Private and public land managers are attempting to reintroduce fire into the ecosystems of the Peloncillo Mountains to reduce the density of woody species, increase the herbaceous plant cover, and improve the area’s ecological diversity.
Experimental watershed studies can provide answers to new challenges facing land managers and society including the impacts of fires and climate change on upstream and regional hydrology.
A hydrologic research network was established in Arizona in the 1950s and 1960s called the Arizona Watershed Program (Baker et al. 1999). It consisted of a number of public agencies and private groups interested in obtaining more water for future economic growth while maintaining the State's watersheds in good condition. As part of the Program.
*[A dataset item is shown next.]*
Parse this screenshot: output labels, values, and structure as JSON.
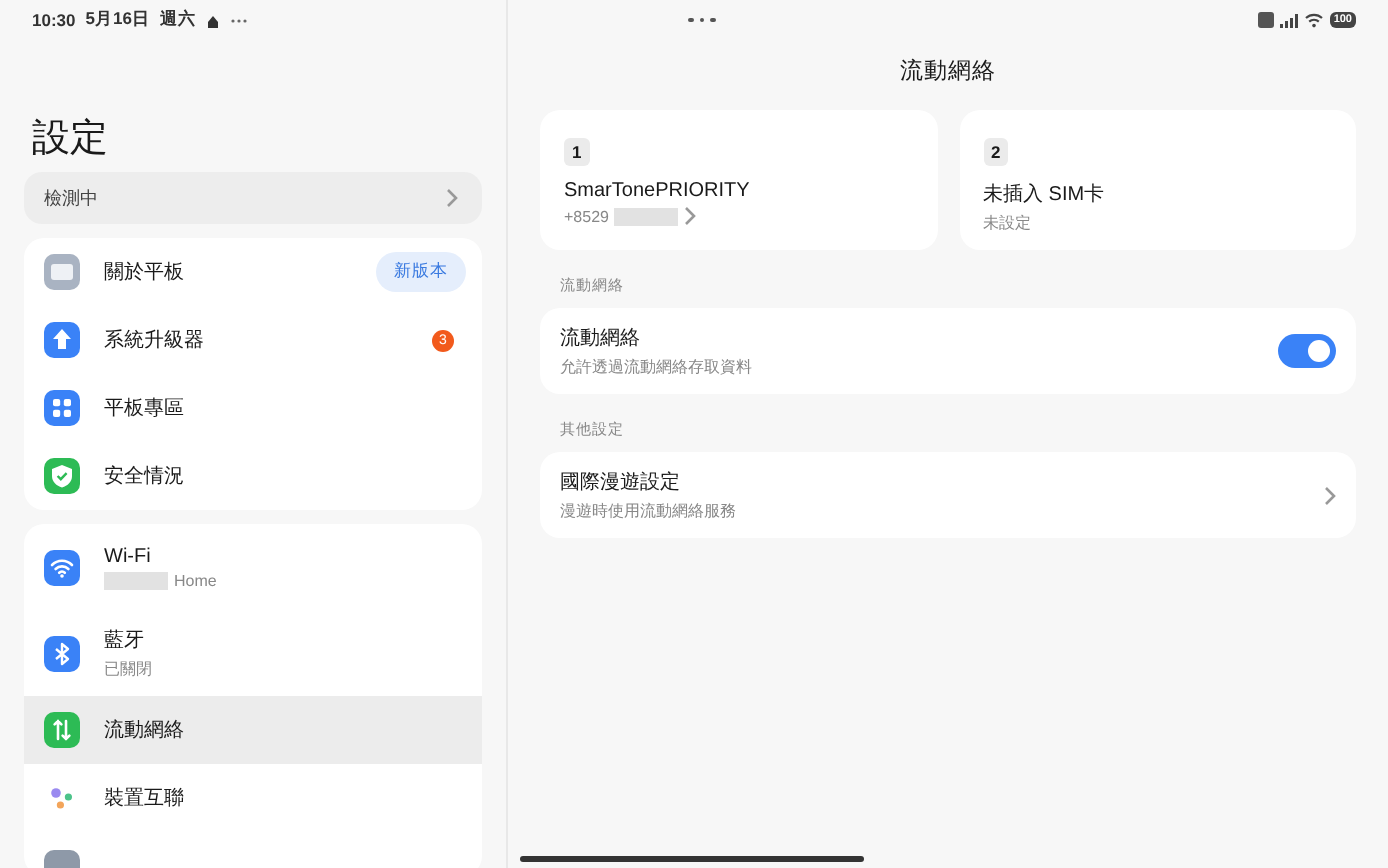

This volume is a state-of-knowledge synthesis of monitoring and research conducted on the Upper Verde River (UVR) of Arizona. It contains information on the history, hydrology, soils, geomorphology, vegetation, and fish fauna of the area that can help land managers and other scientists in successfully conducting ecosystem management and future monitoring and research in this important Southwest river ecosystem.
Beginning in the 1950s, researchers of the United States Department of Agriculture Forest Service established a series of paired watershed studies throughout north-central and eastern Arizona. A total of nine experimental watershed areas were established in the pinyon-juniper and chaparral woodlands, as well as the ponderosa pine and mixed conifer forests.
This bibliography is a compendium of state-of-knowledge publications about the threats affecting western U.S. riparian ecosystems and is a companion to the website:
Wildfire is a natural disturbance with epic potential to drastically alter watershed hydrologic condition. Basins with high-burn severity, especially those with steep previously forested terrain, have flashier hydrographs and can produce peak-flows orders of magnitude greater than pre-fire conditions. This is due to fundamental changes in the hydrology of burnt watersheds, especially in the short term (1-3 years).
In the late summer of 2007 the Institute for Pacific Islands Forestry (IPIF), which is part of the US Forest Service Pacific Southwestern Research Station, asked the USFS Rocky Mountain Research Station's (RMRS) Air, Water and Aquatic Program's (AWA) Southwest Watershed Science Team for assistance in the establishing baseline data in the initial phase of a long term research project in the newly established Hawaiian Experimental Forest.
The Beaver Creek experimental watershed, located in north-central Arizona, was established in 1956 in response to public concerns that the flow of streams and the amount of livestock forage on watersheds in the Salt-Verde River Basins were being reduced by increasing densities of ponderosa pine saplings and pinyon-juniper trees.